## Records to process

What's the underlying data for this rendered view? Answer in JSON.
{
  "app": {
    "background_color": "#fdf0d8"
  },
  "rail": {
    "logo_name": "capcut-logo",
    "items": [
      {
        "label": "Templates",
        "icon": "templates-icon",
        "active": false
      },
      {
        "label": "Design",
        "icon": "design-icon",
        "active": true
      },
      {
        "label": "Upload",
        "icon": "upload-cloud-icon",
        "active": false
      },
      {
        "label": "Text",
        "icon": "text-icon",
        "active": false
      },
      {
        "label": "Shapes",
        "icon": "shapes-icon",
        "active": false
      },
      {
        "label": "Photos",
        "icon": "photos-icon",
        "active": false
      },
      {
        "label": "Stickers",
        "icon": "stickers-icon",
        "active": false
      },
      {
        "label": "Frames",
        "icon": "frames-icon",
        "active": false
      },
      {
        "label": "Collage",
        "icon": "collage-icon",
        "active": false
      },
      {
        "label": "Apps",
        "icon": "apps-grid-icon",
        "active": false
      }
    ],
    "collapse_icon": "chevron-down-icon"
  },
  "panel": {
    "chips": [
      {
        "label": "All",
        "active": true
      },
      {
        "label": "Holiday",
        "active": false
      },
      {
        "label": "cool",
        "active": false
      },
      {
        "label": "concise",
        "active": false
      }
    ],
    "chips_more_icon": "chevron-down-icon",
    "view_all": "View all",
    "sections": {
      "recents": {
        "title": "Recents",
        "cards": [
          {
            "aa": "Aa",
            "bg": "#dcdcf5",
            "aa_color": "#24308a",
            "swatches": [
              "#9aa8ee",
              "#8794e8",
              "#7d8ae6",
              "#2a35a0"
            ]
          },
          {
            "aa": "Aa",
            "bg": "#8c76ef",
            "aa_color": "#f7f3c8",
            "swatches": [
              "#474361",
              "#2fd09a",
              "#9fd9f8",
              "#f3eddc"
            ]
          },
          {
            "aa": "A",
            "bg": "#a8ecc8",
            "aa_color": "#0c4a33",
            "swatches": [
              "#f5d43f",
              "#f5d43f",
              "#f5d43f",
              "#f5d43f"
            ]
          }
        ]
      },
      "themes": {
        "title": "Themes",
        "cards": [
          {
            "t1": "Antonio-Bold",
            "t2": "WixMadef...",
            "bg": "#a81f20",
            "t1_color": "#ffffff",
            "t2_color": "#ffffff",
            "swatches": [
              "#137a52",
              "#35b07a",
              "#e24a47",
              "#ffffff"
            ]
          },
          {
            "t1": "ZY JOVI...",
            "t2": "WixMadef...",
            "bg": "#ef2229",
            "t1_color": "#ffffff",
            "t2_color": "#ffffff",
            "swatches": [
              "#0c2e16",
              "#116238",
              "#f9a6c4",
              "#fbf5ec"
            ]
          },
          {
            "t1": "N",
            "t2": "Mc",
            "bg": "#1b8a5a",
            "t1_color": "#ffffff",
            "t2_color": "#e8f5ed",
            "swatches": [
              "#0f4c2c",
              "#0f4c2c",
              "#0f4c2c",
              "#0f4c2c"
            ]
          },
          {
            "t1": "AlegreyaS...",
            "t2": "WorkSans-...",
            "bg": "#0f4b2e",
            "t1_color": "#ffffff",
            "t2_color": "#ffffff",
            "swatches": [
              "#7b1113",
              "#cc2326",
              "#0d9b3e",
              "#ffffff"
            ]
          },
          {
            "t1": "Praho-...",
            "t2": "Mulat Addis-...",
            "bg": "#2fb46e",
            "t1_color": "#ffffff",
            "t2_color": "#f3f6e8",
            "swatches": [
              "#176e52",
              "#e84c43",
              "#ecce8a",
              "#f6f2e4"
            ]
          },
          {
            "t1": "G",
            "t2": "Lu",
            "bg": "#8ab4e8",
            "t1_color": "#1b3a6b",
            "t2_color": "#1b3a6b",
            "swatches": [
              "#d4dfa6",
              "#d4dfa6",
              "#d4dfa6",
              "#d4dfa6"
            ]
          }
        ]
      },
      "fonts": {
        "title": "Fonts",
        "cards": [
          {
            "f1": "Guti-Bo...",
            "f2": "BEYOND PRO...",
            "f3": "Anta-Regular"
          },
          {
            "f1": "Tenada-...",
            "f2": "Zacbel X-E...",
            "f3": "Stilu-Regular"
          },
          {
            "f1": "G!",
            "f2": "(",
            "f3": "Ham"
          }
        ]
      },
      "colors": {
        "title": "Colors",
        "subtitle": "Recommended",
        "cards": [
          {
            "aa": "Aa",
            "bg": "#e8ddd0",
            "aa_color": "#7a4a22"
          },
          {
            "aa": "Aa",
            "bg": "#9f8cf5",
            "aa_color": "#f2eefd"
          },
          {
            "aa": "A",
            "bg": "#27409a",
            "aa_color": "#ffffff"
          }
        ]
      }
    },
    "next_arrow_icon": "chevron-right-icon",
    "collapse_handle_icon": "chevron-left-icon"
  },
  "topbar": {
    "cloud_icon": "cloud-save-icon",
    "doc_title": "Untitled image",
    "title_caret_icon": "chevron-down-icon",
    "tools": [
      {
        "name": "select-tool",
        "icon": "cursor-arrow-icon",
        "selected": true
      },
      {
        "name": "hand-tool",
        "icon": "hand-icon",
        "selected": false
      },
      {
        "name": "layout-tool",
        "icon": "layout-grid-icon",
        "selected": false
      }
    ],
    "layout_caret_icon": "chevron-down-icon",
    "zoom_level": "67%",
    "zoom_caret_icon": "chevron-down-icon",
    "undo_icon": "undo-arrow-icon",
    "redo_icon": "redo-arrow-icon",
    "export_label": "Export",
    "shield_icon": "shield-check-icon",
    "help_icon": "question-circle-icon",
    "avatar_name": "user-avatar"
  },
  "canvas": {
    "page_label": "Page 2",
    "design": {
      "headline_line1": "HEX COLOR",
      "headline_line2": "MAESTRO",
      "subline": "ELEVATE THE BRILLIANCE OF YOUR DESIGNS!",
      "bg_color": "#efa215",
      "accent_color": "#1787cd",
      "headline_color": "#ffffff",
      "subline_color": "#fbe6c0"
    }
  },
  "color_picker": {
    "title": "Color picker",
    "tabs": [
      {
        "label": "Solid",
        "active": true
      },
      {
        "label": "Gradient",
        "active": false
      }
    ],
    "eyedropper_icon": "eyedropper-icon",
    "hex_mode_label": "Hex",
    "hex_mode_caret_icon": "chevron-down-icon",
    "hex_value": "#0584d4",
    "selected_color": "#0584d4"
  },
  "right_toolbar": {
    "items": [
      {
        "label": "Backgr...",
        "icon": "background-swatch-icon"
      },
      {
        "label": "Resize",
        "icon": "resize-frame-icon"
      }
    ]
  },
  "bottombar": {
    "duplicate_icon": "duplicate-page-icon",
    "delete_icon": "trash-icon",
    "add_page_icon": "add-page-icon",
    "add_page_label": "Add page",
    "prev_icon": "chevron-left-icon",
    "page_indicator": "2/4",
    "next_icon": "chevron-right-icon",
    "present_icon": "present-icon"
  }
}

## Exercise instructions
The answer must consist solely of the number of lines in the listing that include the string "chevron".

## Output
10